#### Some Difficulties

Some difficulties appear when trying to implement an event-b parser with the preceding scheme:

- A symbol may be declared by several different builders (thinf of unary and infix minus for example).
*pratt*parser are able to cope with a symbol appearing either at the beginning of an expression or inside an expression (see*led*and*nud*hereafter). For example, unary minus and infix minus wan be both defined by the proposed scheme.- but in their default form,
*pratt*parser failed in parsing symbol like '{' which appears at the beginning of extension sets, comprehension sets and quantified sets.

- The existing event-b parser use infinite lookahead to determine which one of those three sets is actually being parsed. We can not afford such a solution, as it would hinder extensibility of the parser.
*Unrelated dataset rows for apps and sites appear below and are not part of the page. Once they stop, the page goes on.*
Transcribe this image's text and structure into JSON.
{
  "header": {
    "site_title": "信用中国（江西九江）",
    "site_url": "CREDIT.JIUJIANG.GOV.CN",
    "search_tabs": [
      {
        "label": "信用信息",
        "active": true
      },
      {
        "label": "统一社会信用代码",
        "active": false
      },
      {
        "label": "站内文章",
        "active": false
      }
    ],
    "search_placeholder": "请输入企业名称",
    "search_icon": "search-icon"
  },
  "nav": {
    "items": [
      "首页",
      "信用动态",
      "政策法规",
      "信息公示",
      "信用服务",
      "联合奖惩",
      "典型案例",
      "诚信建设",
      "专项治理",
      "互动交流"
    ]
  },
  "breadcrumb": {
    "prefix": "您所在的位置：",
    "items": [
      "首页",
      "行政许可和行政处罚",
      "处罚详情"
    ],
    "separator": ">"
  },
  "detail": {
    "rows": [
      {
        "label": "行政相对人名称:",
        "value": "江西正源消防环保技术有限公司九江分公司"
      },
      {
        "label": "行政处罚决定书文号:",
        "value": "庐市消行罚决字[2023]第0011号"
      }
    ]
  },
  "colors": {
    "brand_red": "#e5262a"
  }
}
Implementing a backtracking parser is probably our best solution provided that we use memoisation to alleviate the cost of parsing formulas that require heavy backtracking.

- Defining a grammar or a grammar extension is not an easy job, even with those simple mechanisms.

- It would certainly be a good idea to implement a user interface to grammar testing so that an extension designer as the mean to ensure that he agree with the parser on the semantic of (or at least on the AST obtained by using) its extension.

### Core Algorithm

### Sample Implementation

A prototype as been developed in Python to quickly try different solutions.

The development tree of the python prototype is available at http://bitbucket.org/matclab/eventb_pratt_parser/